Entries supplied ::
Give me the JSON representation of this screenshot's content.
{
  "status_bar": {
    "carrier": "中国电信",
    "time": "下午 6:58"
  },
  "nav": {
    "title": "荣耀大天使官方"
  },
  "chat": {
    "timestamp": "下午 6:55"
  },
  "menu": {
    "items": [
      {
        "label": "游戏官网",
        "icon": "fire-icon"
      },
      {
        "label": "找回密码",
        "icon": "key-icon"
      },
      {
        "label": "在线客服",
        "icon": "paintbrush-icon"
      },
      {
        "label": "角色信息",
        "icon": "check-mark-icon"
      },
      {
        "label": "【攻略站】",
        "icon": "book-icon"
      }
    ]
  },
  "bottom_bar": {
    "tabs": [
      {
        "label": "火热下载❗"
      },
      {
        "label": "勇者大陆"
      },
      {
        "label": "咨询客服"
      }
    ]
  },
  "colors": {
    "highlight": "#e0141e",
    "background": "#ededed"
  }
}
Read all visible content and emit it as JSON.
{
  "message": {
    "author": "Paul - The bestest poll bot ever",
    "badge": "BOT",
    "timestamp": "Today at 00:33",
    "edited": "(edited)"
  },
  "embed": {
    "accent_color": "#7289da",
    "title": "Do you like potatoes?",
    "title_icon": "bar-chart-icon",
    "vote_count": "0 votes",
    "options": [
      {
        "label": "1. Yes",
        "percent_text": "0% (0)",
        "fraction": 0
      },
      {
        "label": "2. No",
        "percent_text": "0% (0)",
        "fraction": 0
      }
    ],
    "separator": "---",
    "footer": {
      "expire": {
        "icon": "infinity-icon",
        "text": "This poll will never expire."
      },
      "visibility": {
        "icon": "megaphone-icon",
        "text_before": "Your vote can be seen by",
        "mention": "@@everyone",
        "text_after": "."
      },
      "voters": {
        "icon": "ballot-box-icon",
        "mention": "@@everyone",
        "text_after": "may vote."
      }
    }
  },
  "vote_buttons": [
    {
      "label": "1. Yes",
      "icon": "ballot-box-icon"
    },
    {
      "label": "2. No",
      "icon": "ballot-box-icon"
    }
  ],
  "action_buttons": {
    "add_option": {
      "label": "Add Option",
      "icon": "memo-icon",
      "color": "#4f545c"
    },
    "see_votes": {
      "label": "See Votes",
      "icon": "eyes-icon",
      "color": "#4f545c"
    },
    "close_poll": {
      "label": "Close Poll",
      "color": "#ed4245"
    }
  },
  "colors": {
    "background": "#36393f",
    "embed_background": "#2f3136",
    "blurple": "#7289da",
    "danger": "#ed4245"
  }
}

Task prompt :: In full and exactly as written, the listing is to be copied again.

Answer box ::
Give me the JSON representation of this screenshot's content.
{
  "status_bar": {
    "carrier": "中国电信",
    "time": "下午 6:58"
  },
  "nav": {
    "title": "荣耀大天使官方"
  },
  "chat": {
    "timestamp": "下午 6:55"
  },
  "menu": {
    "items": [
      {
        "label": "游戏官网",
        "icon": "fire-icon"
      },
      {
        "label": "找回密码",
        "icon": "key-icon"
      },
      {
        "label": "在线客服",
        "icon": "paintbrush-icon"
      },
      {
        "label": "角色信息",
        "icon": "check-mark-icon"
      },
      {
        "label": "【攻略站】",
        "icon": "book-icon"
      }
    ]
  },
  "bottom_bar": {
    "tabs": [
      {
        "label": "火热下载❗"
      },
      {
        "label": "勇者大陆"
      },
      {
        "label": "咨询客服"
      }
    ]
  },
  "colors": {
    "highlight": "#e0141e",
    "background": "#ededed"
  }
}
Read all visible content and emit it as JSON.
{
  "message": {
    "author": "Paul - The bestest poll bot ever",
    "badge": "BOT",
    "timestamp": "Today at 00:33",
    "edited": "(edited)"
  },
  "embed": {
    "accent_color": "#7289da",
    "title": "Do you like potatoes?",
    "title_icon": "bar-chart-icon",
    "vote_count": "0 votes",
    "options": [
      {
        "label": "1. Yes",
        "percent_text": "0% (0)",
        "fraction": 0
      },
      {
        "label": "2. No",
        "percent_text": "0% (0)",
        "fraction": 0
      }
    ],
    "separator": "---",
    "footer": {
      "expire": {
        "icon": "infinity-icon",
        "text": "This poll will never expire."
      },
      "visibility": {
        "icon": "megaphone-icon",
        "text_before": "Your vote can be seen by",
        "mention": "@@everyone",
        "text_after": "."
      },
      "voters": {
        "icon": "ballot-box-icon",
        "mention": "@@everyone",
        "text_after": "may vote."
      }
    }
  },
  "vote_buttons": [
    {
      "label": "1. Yes",
      "icon": "ballot-box-icon"
    },
    {
      "label": "2. No",
      "icon": "ballot-box-icon"
    }
  ],
  "action_buttons": {
    "add_option": {
      "label": "Add Option",
      "icon": "memo-icon",
      "color": "#4f545c"
    },
    "see_votes": {
      "label": "See Votes",
      "icon": "eyes-icon",
      "color": "#4f545c"
    },
    "close_poll": {
      "label": "Close Poll",
      "color": "#ed4245"
    }
  },
  "colors": {
    "background": "#36393f",
    "embed_background": "#2f3136",
    "blurple": "#7289da",
    "danger": "#ed4245"
  }
}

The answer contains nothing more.